“This is the first hard-money battleground,” said Rep. Mike Rogers (Mich.), who was tapped to run the program by the party leadership. “We met our goal because people overperformed.”
Members were asked to contribute on a sliding scale that factored in their committee and leadership positions as well as the relative difficulty of their own re-election bids.
One lawmaker who “overperformed” was Florida Rep. Clay Shaw, who forked over a $300,000 check Wednesday morning — double what a Ways and Means subcommittee chairman would be expected to give.
Shaw’s contribution was notable because he resides in a competitive district, although his re-election race got significantly easier last month when his opponent, former Wilton Manors Mayor Jim Stork (D), withdrew from the contest.
Another senior Ways and Means member, Rep. Nancy Johnson (Conn.), also exceeded her expected donation Wednesday, as did Rep. Jim McCrery (La.) last month.
On the other end of the spectrum, a handful of senior lawmakers have yet to contribute anything to Battleground.
According to an aide familiar with the program, those GOP Members include Reps. Terry Everett (Ala.), Elton Gallegly (Calif.), Joel Hefley (Colo.) and Jerry Moran (Kan.). As subcommittee chairmen on nonexclusive panels, they would be expected to contribute $65,000 apiece.
As of the latest reporting period, Gallegly had more than $1.1 million in the bank. Everett and Moran each had more than $800,000 on hand. Hefley reported just $82,000.

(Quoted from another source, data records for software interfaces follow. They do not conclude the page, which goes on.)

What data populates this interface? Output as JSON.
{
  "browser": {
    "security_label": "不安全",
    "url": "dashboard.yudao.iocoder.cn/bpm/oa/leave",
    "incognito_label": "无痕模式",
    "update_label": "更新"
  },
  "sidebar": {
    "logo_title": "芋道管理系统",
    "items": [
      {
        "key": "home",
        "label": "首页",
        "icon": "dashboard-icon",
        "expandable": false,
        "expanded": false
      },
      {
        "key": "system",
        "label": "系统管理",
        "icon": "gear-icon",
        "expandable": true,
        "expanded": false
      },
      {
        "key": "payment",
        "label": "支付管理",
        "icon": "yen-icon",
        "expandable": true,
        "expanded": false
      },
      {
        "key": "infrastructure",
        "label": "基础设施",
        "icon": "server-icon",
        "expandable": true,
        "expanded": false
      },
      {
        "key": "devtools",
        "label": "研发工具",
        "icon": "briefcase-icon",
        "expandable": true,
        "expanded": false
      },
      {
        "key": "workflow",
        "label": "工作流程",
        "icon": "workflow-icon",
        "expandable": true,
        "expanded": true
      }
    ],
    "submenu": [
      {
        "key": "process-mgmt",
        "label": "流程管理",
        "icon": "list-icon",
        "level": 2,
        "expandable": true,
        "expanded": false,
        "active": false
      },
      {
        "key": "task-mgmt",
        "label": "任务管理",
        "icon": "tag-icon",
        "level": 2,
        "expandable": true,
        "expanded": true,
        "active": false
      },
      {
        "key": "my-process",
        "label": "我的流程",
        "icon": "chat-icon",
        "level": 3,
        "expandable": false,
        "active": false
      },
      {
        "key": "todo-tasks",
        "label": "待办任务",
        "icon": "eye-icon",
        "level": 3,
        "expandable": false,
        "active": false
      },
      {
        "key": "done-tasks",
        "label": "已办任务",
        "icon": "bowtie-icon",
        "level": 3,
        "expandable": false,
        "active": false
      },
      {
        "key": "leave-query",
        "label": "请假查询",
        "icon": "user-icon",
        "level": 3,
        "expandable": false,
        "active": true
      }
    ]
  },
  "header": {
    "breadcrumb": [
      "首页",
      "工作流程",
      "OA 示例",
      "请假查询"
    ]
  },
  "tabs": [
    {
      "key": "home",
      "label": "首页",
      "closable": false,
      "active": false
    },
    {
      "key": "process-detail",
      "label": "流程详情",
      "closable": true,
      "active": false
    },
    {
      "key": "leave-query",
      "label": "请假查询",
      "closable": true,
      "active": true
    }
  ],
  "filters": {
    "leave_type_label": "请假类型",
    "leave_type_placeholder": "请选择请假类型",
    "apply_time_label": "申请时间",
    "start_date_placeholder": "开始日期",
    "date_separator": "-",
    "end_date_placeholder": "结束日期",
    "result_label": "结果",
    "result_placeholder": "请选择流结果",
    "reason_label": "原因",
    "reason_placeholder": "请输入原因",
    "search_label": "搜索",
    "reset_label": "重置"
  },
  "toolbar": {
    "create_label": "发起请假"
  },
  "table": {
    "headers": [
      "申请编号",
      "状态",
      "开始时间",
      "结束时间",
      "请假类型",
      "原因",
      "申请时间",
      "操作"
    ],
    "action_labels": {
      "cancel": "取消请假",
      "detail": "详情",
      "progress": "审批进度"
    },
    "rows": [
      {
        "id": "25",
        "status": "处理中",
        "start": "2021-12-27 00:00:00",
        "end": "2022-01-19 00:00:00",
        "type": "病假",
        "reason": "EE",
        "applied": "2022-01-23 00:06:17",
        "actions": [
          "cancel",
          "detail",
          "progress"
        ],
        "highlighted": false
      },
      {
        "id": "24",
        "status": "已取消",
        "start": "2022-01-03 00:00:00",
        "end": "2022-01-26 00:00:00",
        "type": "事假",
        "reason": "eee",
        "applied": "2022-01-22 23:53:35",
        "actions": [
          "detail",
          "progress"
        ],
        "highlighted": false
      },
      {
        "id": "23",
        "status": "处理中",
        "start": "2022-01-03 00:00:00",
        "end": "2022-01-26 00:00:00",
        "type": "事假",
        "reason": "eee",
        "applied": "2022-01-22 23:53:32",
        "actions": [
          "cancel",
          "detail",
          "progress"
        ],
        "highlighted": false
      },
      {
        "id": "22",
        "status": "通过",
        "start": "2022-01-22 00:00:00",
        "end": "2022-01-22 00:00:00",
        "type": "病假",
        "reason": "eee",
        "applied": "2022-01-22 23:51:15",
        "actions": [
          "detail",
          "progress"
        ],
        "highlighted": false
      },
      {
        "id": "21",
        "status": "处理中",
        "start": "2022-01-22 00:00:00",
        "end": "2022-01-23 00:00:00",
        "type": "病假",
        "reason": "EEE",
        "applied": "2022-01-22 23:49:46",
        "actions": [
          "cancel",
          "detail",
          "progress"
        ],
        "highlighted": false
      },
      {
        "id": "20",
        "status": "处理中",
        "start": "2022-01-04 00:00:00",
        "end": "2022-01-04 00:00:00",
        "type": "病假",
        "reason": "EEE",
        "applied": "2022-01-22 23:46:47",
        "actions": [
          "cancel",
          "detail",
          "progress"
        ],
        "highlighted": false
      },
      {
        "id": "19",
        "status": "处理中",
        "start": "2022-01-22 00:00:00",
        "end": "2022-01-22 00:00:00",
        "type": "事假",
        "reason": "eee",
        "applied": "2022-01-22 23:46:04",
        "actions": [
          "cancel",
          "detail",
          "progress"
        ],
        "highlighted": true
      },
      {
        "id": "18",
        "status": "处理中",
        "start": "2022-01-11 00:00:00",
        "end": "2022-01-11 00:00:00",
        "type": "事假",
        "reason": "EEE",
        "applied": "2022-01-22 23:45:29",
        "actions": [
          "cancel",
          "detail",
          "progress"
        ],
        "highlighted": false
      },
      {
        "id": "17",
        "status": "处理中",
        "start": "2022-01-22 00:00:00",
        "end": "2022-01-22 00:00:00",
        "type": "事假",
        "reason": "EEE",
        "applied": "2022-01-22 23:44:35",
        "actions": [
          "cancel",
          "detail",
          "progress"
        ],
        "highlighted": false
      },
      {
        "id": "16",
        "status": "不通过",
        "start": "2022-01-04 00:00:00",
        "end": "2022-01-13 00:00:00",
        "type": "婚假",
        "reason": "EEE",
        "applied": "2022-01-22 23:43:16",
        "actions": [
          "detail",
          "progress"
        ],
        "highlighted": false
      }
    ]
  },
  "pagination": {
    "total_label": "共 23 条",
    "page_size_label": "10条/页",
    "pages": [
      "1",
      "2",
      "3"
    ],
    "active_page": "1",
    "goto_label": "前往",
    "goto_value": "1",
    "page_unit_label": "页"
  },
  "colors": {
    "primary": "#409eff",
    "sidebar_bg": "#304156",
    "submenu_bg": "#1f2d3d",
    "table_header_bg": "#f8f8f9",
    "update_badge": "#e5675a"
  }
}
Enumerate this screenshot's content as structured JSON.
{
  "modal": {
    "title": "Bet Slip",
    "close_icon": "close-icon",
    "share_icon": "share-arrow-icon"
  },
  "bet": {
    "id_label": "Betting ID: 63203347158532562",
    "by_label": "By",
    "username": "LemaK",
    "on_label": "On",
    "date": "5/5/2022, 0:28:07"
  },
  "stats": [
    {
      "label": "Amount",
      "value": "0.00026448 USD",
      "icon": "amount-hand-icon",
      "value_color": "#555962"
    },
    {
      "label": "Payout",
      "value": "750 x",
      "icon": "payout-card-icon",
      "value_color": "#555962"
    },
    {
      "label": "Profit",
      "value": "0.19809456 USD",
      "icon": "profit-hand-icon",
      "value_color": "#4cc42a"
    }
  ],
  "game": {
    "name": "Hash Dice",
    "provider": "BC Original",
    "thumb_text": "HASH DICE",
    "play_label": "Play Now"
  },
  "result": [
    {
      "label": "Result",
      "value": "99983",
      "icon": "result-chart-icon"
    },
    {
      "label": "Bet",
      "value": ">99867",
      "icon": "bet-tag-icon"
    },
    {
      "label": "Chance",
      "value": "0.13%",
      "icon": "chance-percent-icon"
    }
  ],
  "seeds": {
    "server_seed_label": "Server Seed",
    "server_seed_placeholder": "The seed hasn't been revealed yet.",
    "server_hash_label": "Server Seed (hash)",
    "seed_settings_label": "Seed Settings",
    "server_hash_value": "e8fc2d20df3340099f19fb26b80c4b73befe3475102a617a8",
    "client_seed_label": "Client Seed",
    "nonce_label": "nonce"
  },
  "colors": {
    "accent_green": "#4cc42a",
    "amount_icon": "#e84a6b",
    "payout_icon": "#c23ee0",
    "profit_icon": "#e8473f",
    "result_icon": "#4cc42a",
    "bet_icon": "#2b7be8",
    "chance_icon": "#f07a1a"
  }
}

None of the four lawmakers’ offices returned calls seeking comment.